DALLAS — Naim Muhammad held his head low as police officers walked him inside the Dallas County jail on Monday evening and officially charged him with capital murder for the drowning deaths of his two young sons.
Muhammad, wearing a white hooded jumpsuit, only responded to one question asked by News 8.
MUHAMMAD: "Yeah, I got something to say. My kids."
WFAA: "What about them?"
MUHAMMAD: "I love 'em."
But Dallas police say the 32-year-old father of three drowned two of his young sons after kidnapping them along with their mother as she walked them to the first day of school on Monday.
Police found the lifeless bodies of Naim and Elijah Muhammad in a car.

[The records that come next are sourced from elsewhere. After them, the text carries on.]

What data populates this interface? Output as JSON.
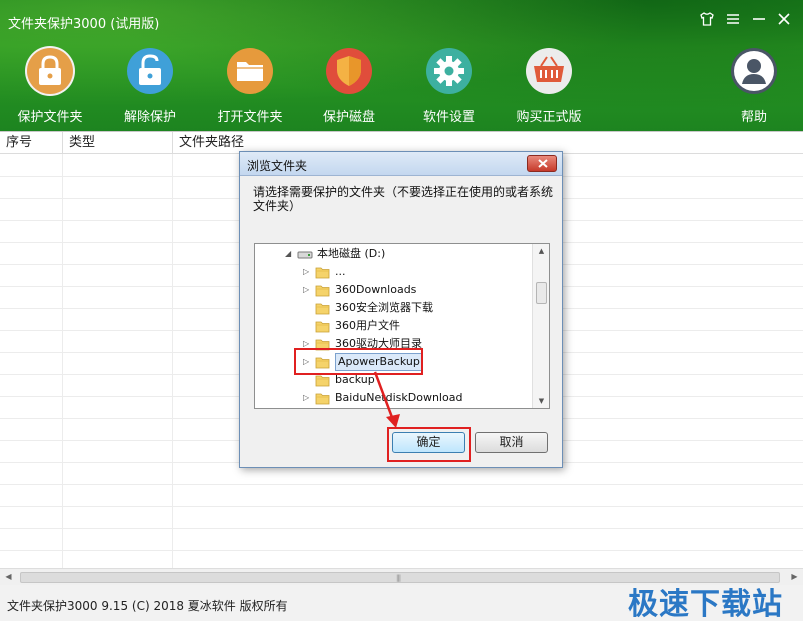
{
  "app": {
    "title": "文件夹保护3000 (试用版)",
    "accent_color": "#2a9a23"
  },
  "window_controls": [
    {
      "name": "skin",
      "icon": "shirt-icon"
    },
    {
      "name": "menu",
      "icon": "menu-icon"
    },
    {
      "name": "minimize",
      "icon": "minimize-icon"
    },
    {
      "name": "close",
      "icon": "close-icon"
    }
  ],
  "toolbar": {
    "items": [
      {
        "label": "保护文件夹",
        "icon": "lock-icon",
        "color": "#e6a04a"
      },
      {
        "label": "解除保护",
        "icon": "unlock-icon",
        "color": "#3fa0d8"
      },
      {
        "label": "打开文件夹",
        "icon": "folder-icon",
        "color": "#e69a3c"
      },
      {
        "label": "保护磁盘",
        "icon": "shield-icon",
        "color": "#e04d3b"
      },
      {
        "label": "软件设置",
        "icon": "gear-icon",
        "color": "#3db0a0"
      },
      {
        "label": "购买正式版",
        "icon": "basket-icon",
        "color": "#e05a3a"
      },
      {
        "label": "帮助",
        "icon": "user-icon",
        "color": "#4a5666"
      }
    ]
  },
  "table": {
    "columns": [
      "序号",
      "类型",
      "文件夹路径"
    ]
  },
  "status_bar": {
    "text": "文件夹保护3000 9.15 (C) 2018 夏冰软件 版权所有"
  },
  "watermark": "极速下载站",
  "dialog": {
    "title": "浏览文件夹",
    "description": "请选择需要保护的文件夹（不要选择正在使用的或者系统文件夹）",
    "tree": [
      {
        "label": "本地磁盘 (D:)",
        "kind": "drive",
        "expanded": true
      },
      {
        "label": "...",
        "kind": "folder",
        "has_children": true
      },
      {
        "label": "360Downloads",
        "kind": "folder",
        "has_children": true
      },
      {
        "label": "360安全浏览器下载",
        "kind": "folder",
        "has_children": false
      },
      {
        "label": "360用户文件",
        "kind": "folder",
        "has_children": false
      },
      {
        "label": "360驱动大师目录",
        "kind": "folder",
        "has_children": true
      },
      {
        "label": "ApowerBackup",
        "kind": "folder",
        "has_children": true,
        "selected": true
      },
      {
        "label": "backup",
        "kind": "folder",
        "has_children": false
      },
      {
        "label": "BaiduNetdiskDownload",
        "kind": "folder",
        "has_children": true
      }
    ],
    "ok_label": "确定",
    "cancel_label": "取消"
  }
}
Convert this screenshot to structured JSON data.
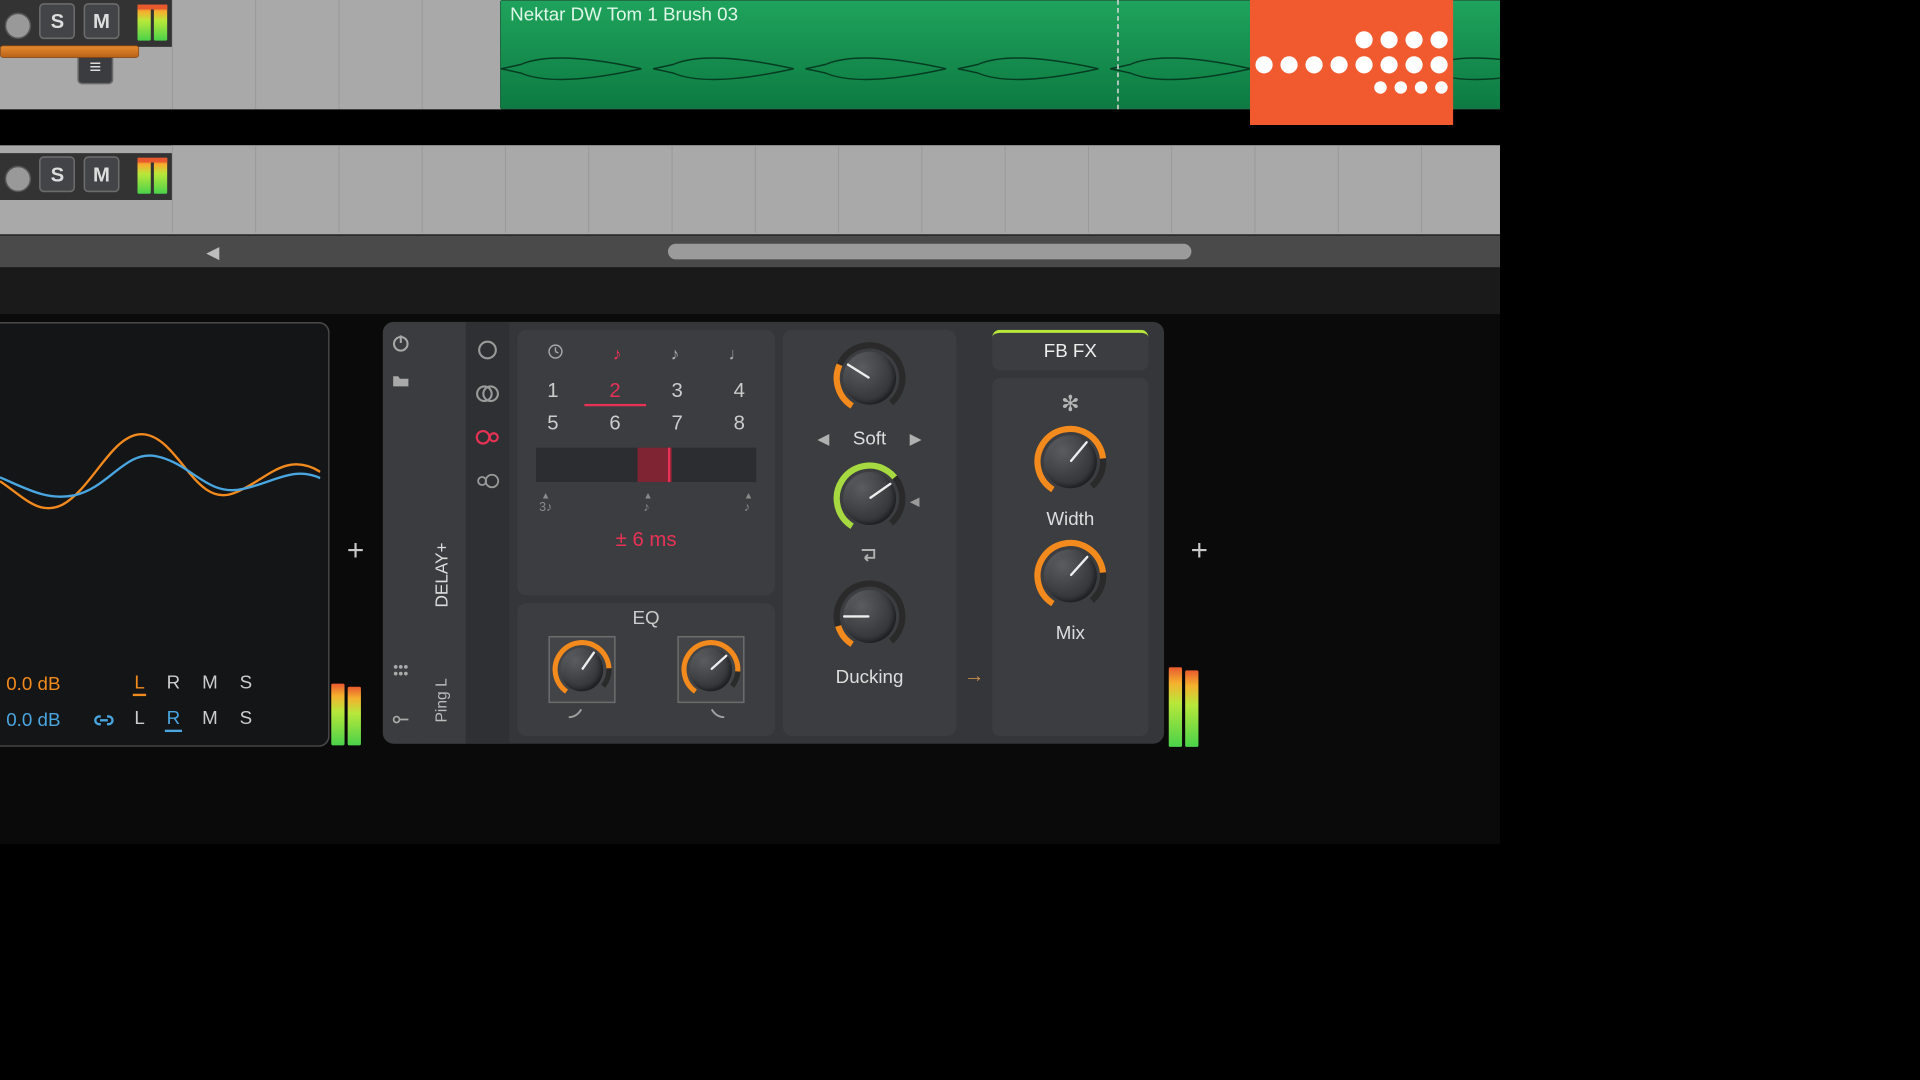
{
  "clip": {
    "name": "Nektar DW Tom 1 Brush 03"
  },
  "track_controls": {
    "solo": "S",
    "mute": "M"
  },
  "analyser": {
    "left": {
      "db": "0.0 dB",
      "lrms": [
        "L",
        "R",
        "M",
        "S"
      ],
      "active": "L",
      "color": "#f38a1e"
    },
    "right": {
      "db": "0.0 dB",
      "lrms": [
        "L",
        "R",
        "M",
        "S"
      ],
      "active": "R",
      "color": "#4aa6e0"
    }
  },
  "delay": {
    "title": "DELAY+",
    "subtitle": "Ping L",
    "note_row": [
      "clock",
      "eighth-dotted",
      "eighth",
      "quarter"
    ],
    "note_selected": 1,
    "numbers": [
      "1",
      "2",
      "3",
      "4",
      "5",
      "6",
      "7",
      "8"
    ],
    "number_selected": "2",
    "offset_readout": "±  6 ms",
    "eq_title": "EQ",
    "soft_label": "Soft",
    "ducking_label": "Ducking",
    "width_label": "Width",
    "mix_label": "Mix",
    "fbfx_label": "FB FX"
  }
}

Court records reviewed by News 8 show Muhammad had a violent past after being arrested a half-dozen times in Dallas County.

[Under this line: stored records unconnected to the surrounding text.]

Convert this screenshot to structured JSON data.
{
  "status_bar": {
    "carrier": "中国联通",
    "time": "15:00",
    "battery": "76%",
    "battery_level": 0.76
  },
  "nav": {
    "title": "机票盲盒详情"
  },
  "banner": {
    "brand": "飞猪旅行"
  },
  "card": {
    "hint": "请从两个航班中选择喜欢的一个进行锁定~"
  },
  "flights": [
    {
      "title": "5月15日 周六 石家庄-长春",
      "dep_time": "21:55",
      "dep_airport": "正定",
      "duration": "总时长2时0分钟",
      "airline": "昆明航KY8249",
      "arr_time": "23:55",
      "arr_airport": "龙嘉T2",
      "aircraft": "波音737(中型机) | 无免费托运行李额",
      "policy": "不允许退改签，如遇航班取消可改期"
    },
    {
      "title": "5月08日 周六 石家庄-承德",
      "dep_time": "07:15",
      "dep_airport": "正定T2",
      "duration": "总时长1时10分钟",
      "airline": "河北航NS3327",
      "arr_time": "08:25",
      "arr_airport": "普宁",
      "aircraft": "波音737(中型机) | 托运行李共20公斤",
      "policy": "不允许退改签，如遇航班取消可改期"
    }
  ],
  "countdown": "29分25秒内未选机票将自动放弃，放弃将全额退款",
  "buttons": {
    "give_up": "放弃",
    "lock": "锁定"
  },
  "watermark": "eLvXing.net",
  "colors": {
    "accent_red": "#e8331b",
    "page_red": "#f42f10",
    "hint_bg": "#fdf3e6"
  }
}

He faced his first felony in 2009 for aggravated assault with a deadly weapon.
In that case, police said he hit one of his girlfriends in the head with a hammer after she confronted him about the way he was talking to her son.
Muhammad got five years probation for that offense.
But he violated that probation when police arrested him in February for family violence.
According to the police report in this case, Muhammad said he wanted to take his son, Naim, to school, but the mother refused to let him.
Detectives said Muhammad hit her in the face with his fist and, according to the report, told her "I am going to beat your ****ing *ss if you do not let me take my son."
Muhammad briefly fled with the boy anyway before officers found him.
Precisely who had custody remained uncertain, police said at the time.
Regardless, on March 17, a judge issued an arrest warrant for Muhammad since he violated his probation.
But it took Dallas County Sheriff's Department deputies six more weeks to go look for him, which raises the question whether the sheriff's office could have done more to get him off the streets.
"That's always the question that's always asked, and of course we do the best we can, and we're out there actively serving these warrants," explained Detective Raul Reyna, a spokesman for the sheriff's office. "This one? We hoped we could have gotten to him sooner, but unfortunately we didn't."
The sheriff's office has 65,000 felony warrants on average, Reyna added, and there are only 40 deputies to round up that many suspects.
Last month News 8 learned that the Texas Attorney General sued Muhammad to try to establish him as the father of three boys (including the two who were killed Monday) so he might soon start paying child support.
What role that suit played, if any, in Monday's deadly encounter is one police and prosecutors are trying to determine.